Please find the lines in the entries below that contain the word "true", and copy each one.

# [Supplied entries]
-.-.-
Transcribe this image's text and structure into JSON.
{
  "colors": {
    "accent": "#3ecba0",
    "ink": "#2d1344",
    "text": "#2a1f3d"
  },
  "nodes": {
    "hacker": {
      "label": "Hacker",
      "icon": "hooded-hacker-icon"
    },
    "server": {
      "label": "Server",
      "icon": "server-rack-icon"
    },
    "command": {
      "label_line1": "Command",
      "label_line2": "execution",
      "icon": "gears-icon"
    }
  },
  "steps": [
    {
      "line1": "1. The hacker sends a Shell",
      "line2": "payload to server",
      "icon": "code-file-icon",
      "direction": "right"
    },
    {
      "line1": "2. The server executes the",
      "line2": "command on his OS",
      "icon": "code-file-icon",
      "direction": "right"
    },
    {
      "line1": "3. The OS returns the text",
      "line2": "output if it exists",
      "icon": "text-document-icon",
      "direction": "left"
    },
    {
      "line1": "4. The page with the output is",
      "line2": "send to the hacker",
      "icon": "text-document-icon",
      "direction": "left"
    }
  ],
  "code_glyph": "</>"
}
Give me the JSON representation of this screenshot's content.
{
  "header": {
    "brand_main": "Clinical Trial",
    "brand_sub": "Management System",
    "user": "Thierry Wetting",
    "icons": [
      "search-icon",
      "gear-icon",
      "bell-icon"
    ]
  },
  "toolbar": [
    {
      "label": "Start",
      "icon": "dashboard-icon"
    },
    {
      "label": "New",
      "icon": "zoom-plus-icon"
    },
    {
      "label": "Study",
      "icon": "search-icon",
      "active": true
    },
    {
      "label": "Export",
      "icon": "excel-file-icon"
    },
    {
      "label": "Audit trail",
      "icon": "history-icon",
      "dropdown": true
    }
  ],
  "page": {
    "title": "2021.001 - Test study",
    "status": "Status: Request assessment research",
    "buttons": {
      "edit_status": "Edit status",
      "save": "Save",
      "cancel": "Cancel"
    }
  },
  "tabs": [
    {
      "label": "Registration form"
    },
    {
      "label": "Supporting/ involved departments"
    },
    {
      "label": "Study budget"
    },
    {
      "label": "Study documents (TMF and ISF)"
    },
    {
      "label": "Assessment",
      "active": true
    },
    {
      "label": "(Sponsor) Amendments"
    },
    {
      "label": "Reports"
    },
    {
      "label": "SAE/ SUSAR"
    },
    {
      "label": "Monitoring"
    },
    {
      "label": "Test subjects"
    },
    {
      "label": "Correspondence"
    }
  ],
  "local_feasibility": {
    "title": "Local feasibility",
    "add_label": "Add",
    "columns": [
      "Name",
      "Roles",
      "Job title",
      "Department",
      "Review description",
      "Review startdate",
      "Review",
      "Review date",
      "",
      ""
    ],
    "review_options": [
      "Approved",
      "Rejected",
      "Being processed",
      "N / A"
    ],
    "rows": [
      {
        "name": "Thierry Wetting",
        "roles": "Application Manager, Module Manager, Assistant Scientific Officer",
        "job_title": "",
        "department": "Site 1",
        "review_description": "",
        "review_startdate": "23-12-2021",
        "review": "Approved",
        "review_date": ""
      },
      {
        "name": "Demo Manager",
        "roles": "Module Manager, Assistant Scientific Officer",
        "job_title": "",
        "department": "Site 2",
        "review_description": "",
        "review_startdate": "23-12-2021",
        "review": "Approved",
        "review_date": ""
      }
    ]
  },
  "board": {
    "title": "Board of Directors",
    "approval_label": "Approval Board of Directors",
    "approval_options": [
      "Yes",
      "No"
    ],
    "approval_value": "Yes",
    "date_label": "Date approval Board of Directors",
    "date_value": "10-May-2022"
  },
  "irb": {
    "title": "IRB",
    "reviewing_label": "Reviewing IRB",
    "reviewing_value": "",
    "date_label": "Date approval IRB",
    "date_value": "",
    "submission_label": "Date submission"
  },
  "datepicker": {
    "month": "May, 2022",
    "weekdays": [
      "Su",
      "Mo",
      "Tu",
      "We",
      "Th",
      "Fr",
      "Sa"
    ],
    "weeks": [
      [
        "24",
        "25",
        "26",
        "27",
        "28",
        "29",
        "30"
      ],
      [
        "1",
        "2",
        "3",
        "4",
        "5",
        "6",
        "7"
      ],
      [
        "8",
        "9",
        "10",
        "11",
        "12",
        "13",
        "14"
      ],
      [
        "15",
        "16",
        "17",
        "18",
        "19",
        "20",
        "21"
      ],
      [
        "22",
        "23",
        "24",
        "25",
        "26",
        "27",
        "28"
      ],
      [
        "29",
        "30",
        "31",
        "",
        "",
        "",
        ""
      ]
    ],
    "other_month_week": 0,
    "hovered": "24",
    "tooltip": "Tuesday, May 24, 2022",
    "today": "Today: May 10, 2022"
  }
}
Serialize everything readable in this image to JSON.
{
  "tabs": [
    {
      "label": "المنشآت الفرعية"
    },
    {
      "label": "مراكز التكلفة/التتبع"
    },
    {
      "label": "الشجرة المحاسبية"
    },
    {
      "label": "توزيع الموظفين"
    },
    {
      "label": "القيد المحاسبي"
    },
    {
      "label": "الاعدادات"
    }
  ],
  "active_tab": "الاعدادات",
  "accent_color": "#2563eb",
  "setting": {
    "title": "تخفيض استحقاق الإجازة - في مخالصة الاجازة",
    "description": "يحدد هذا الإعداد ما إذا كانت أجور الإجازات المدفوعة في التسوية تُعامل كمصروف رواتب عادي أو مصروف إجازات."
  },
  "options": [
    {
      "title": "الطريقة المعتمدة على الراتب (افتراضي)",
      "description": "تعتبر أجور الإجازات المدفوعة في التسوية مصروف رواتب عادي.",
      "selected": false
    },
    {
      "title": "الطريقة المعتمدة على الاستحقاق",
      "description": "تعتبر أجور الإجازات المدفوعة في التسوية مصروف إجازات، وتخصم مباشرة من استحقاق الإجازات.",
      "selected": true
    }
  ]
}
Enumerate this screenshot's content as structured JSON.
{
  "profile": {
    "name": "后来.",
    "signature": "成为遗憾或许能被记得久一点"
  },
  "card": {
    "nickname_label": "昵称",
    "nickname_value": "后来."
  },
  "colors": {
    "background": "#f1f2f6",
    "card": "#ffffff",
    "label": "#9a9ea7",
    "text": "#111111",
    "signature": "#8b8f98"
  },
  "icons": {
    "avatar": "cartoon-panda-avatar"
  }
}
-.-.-
# [Task result]
      "active": true
      "dropdown": true
      "active": true
      "selected": true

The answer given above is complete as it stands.